**** Data supplied ****

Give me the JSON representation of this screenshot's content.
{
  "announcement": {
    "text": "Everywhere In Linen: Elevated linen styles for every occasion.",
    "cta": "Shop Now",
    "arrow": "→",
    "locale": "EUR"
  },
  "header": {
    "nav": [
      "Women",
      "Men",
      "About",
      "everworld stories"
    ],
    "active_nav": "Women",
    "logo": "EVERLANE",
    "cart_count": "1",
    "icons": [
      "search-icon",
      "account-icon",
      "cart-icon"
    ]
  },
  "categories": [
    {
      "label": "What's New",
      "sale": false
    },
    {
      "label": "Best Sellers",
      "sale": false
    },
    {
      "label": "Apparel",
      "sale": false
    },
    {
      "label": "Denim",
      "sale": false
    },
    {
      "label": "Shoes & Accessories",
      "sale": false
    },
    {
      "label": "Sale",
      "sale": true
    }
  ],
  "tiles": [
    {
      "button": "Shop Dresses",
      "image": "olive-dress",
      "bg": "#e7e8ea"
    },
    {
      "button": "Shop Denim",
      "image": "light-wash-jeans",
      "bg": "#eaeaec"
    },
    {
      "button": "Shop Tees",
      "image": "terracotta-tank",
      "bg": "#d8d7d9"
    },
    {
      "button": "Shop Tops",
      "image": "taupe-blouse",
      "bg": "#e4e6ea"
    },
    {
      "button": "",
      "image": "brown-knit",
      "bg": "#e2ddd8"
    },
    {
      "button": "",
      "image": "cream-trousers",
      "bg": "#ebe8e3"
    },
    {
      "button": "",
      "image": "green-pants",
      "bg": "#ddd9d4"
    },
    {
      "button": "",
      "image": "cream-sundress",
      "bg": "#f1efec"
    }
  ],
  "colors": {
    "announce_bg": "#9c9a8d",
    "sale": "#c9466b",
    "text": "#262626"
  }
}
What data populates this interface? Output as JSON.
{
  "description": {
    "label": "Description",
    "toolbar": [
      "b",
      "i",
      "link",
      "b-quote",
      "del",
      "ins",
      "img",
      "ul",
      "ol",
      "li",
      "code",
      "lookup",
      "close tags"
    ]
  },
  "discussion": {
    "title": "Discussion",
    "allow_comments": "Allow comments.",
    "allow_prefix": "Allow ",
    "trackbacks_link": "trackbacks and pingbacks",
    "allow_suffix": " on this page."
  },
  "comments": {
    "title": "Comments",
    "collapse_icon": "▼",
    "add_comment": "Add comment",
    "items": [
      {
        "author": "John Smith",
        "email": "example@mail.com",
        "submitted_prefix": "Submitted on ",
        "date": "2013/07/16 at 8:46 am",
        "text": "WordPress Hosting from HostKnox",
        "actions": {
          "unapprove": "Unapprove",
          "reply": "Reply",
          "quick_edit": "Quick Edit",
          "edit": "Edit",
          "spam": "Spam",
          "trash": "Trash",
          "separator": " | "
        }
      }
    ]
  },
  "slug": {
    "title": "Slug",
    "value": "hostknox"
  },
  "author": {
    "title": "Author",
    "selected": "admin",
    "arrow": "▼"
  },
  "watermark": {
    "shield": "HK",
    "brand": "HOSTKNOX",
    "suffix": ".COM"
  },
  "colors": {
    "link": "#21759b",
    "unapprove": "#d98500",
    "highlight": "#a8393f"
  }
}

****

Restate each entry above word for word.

Give me the JSON representation of this screenshot's content.
{
  "announcement": {
    "text": "Everywhere In Linen: Elevated linen styles for every occasion.",
    "cta": "Shop Now",
    "arrow": "→",
    "locale": "EUR"
  },
  "header": {
    "nav": [
      "Women",
      "Men",
      "About",
      "everworld stories"
    ],
    "active_nav": "Women",
    "logo": "EVERLANE",
    "cart_count": "1",
    "icons": [
      "search-icon",
      "account-icon",
      "cart-icon"
    ]
  },
  "categories": [
    {
      "label": "What's New",
      "sale": false
    },
    {
      "label": "Best Sellers",
      "sale": false
    },
    {
      "label": "Apparel",
      "sale": false
    },
    {
      "label": "Denim",
      "sale": false
    },
    {
      "label": "Shoes & Accessories",
      "sale": false
    },
    {
      "label": "Sale",
      "sale": true
    }
  ],
  "tiles": [
    {
      "button": "Shop Dresses",
      "image": "olive-dress",
      "bg": "#e7e8ea"
    },
    {
      "button": "Shop Denim",
      "image": "light-wash-jeans",
      "bg": "#eaeaec"
    },
    {
      "button": "Shop Tees",
      "image": "terracotta-tank",
      "bg": "#d8d7d9"
    },
    {
      "button": "Shop Tops",
      "image": "taupe-blouse",
      "bg": "#e4e6ea"
    },
    {
      "button": "",
      "image": "brown-knit",
      "bg": "#e2ddd8"
    },
    {
      "button": "",
      "image": "cream-trousers",
      "bg": "#ebe8e3"
    },
    {
      "button": "",
      "image": "green-pants",
      "bg": "#ddd9d4"
    },
    {
      "button": "",
      "image": "cream-sundress",
      "bg": "#f1efec"
    }
  ],
  "colors": {
    "announce_bg": "#9c9a8d",
    "sale": "#c9466b",
    "text": "#262626"
  }
}
What data populates this interface? Output as JSON.
{
  "description": {
    "label": "Description",
    "toolbar": [
      "b",
      "i",
      "link",
      "b-quote",
      "del",
      "ins",
      "img",
      "ul",
      "ol",
      "li",
      "code",
      "lookup",
      "close tags"
    ]
  },
  "discussion": {
    "title": "Discussion",
    "allow_comments": "Allow comments.",
    "allow_prefix": "Allow ",
    "trackbacks_link": "trackbacks and pingbacks",
    "allow_suffix": " on this page."
  },
  "comments": {
    "title": "Comments",
    "collapse_icon": "▼",
    "add_comment": "Add comment",
    "items": [
      {
        "author": "John Smith",
        "email": "example@mail.com",
        "submitted_prefix": "Submitted on ",
        "date": "2013/07/16 at 8:46 am",
        "text": "WordPress Hosting from HostKnox",
        "actions": {
          "unapprove": "Unapprove",
          "reply": "Reply",
          "quick_edit": "Quick Edit",
          "edit": "Edit",
          "spam": "Spam",
          "trash": "Trash",
          "separator": " | "
        }
      }
    ]
  },
  "slug": {
    "title": "Slug",
    "value": "hostknox"
  },
  "author": {
    "title": "Author",
    "selected": "admin",
    "arrow": "▼"
  },
  "watermark": {
    "shield": "HK",
    "brand": "HOSTKNOX",
    "suffix": ".COM"
  },
  "colors": {
    "link": "#21759b",
    "unapprove": "#d98500",
    "highlight": "#a8393f"
  }
}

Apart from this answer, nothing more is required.